WHAT YOU SHOULD DO → For each line in the data below that holds "días", return a copy.

[Items from an interface collection]
↓↓↓
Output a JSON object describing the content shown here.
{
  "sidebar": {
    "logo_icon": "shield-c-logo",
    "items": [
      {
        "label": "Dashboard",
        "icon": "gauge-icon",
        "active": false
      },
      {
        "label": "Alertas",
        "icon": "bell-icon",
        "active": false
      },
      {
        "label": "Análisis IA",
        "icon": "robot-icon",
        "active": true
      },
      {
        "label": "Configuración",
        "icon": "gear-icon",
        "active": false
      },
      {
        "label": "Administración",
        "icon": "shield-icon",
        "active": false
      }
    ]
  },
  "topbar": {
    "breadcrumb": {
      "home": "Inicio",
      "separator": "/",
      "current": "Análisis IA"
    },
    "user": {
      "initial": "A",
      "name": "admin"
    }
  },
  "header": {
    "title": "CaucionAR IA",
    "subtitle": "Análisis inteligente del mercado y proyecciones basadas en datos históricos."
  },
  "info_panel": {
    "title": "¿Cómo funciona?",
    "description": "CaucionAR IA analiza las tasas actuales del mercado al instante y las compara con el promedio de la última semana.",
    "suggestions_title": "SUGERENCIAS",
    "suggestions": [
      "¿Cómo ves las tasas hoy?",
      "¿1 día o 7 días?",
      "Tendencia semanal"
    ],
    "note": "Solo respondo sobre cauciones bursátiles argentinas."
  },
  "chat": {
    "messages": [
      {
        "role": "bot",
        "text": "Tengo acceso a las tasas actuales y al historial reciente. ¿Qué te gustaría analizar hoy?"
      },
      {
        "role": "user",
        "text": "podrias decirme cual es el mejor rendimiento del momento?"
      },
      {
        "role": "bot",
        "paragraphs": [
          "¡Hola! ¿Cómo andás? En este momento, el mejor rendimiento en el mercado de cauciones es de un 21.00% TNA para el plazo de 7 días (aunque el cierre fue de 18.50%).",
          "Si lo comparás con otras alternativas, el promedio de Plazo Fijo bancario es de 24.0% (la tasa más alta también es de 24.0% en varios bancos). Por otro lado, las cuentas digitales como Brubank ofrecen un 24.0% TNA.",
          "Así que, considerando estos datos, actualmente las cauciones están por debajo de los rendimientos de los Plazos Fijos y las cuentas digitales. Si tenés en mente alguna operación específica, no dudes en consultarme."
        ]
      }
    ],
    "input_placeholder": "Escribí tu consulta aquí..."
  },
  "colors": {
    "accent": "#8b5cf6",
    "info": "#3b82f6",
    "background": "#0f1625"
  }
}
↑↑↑
ANSWER FOR THIS EXERCISE →
      "¿1 día o 7 días?",
          "¡Hola! ¿Cómo andás? En este momento, el mejor rendimiento en el mercado de cauciones es de un 21.00% TNA para el plazo de 7 días (aunque el cierre fue de 18.50%).",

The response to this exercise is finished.